I have a FB account just for students to friend me. So when I was forced to monitor a computer lab at a language school (basic equivalent of study hall monitor) and was threatened that I need to enforce the “use our really boring overpriced ‘drill and kill’ software” rule, I would merely go onto FB and IM the offending student that if s/he didn’t pretend to be using the software, I would post a warning on the status update and the parents/DHS/FBI/CIA/INTERPOL would know they they are messing up.
You can’t beat ’em, so you had just better join ’em.
The trainers are trained and the trainees arrive Monday.
Back to the blogging fun soon.
More trainees: http://bit.ly/wXzwTJ
This one has sparked a huge discussion about issuing badges for AU online library digital literacy training. Been fanning those emails for 2 days now. Next step is working on the Vice-Provost who is very tech-friendly. http://chronicle.com/blogs/planet/2012/01/24/a-global-take-on-the-badge-debate/
Today’s digital natives and generationality discussions really helped to provide data for some of my intuitive observations regarding online learning. Boring is boring whether analogue or digital. Dr. Bonk’s decision/whim (doesn’t really matter) to go through the prepared slide presentation in reverse reiterates a key difference in the pedagogical uses of technology. Technology for technology’s sake is not at all an advancement. One speaker at CyberLearning2012 mentioned that (loosely paraphrased) technology can just allow you to bore even more people through greater geographic and time dimensions.
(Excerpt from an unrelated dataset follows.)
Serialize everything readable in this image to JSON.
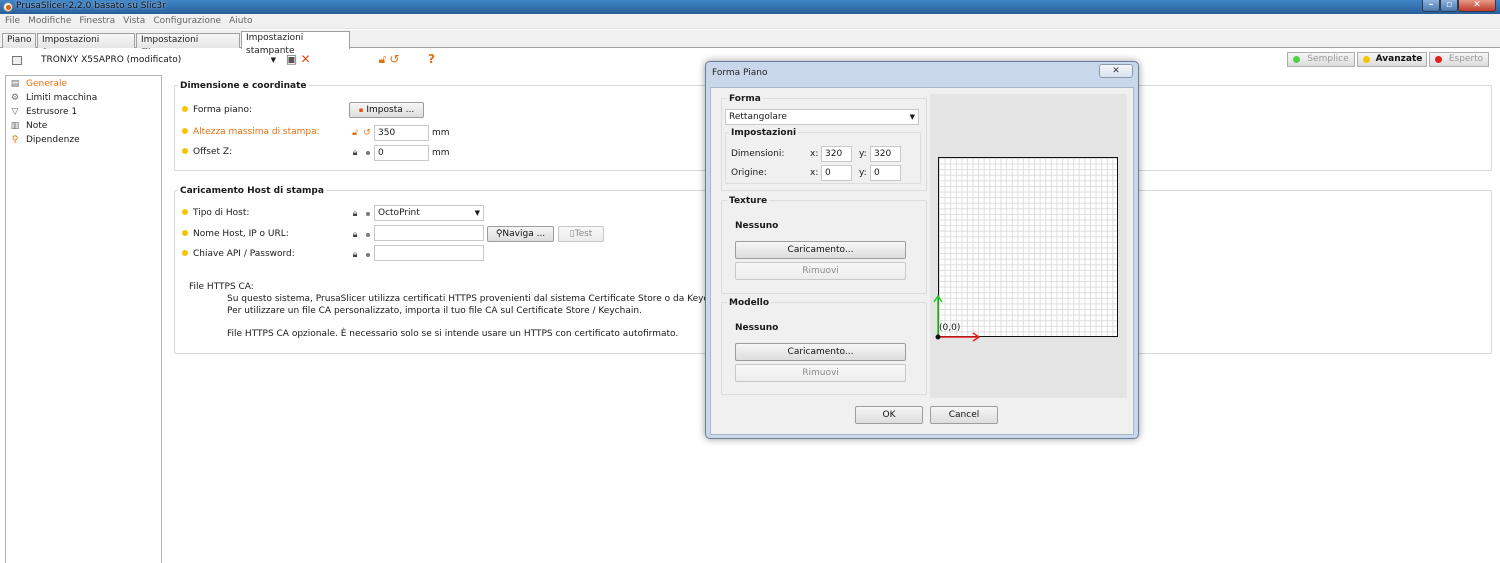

If an instructor is not comfortable with interactivity and chaos in a non-wired learning setting, the electronic dimension really changes nothing. As I was practicing my “continuous partial attention” during the more linear parts of the presentations, I realized that more than anything, the effective use of technology is still premised in the effective use of rather basic communication strategies.
I read Peter Elbow’s Writing Without Teachers in the early 1990s when Web 1.0 was still gopher-ing and ftp-ing at double digit bauds. That has been what has framed how I see the use of learning technologies. In many ways, this isn’t a revolution in any way greater than the ballpoint pen’s liberation from drippy fountains. Effective teachers have always known how to teach digitally and to supplement with relevant enhancements. Technology is just reducing the lag time in the delivery of these various artifacts.
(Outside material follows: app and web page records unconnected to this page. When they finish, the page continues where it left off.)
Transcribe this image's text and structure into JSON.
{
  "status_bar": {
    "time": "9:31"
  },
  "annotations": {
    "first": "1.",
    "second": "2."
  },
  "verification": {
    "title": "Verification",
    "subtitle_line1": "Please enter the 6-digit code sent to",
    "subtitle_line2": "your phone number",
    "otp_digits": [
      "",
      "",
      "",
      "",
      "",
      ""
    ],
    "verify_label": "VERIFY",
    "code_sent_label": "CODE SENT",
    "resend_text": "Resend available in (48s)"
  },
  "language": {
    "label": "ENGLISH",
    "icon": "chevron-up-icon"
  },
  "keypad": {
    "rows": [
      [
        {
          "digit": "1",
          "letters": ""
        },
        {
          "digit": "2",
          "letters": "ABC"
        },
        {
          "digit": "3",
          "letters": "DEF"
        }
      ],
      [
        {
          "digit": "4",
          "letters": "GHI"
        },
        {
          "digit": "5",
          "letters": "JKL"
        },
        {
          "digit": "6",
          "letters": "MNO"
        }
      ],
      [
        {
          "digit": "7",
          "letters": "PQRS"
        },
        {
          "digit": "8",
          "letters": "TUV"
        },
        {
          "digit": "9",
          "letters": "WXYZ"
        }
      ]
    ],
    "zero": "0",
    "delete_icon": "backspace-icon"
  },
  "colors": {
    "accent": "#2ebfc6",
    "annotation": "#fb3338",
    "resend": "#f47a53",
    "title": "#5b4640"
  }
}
Last semester I used Blogger and felt like I was finally on the downswing of that learning curve, so I was a little thrown by the missive that we would all be using WordPress in this course. However, now I think it is a such a great idea. It was much easier to subscribe to others’ blogs and the time saved in seeking out the various blog locales will be better invested in reflection and critical analysis.
This brings me to my first of many anticipated revelations about the opening of the world. “If you open one door, close another.” Part of what keeps educators on the fringes of the technology cyclone is the sheer amount of technology that we are told we could, should, or might be using. However, if we can help novices sift through these choices and advocate only the best solutions (at the time at least) for various daily needs there may be a greater willingness to take those first steps.
By having us all working in the same blogosphere, we are able to learn more of the subtle enhancements that work to help us define and negotiate our online identities.
Welcome to my newest blog endeavor. This blog is in partial fulfillment for IST R685- “The World is Open” at Indiana University.
I am a student in the Literacy, Culture, and Language Education EdD program at Indiana University. Research interests include: multilingualism in special needs populations; accessibilty in language learning; distributed learning; gaming in eLearning and mLearning; Content-based learning; situated cognition; neurolinguistics; cognitive sciences; affect in language learning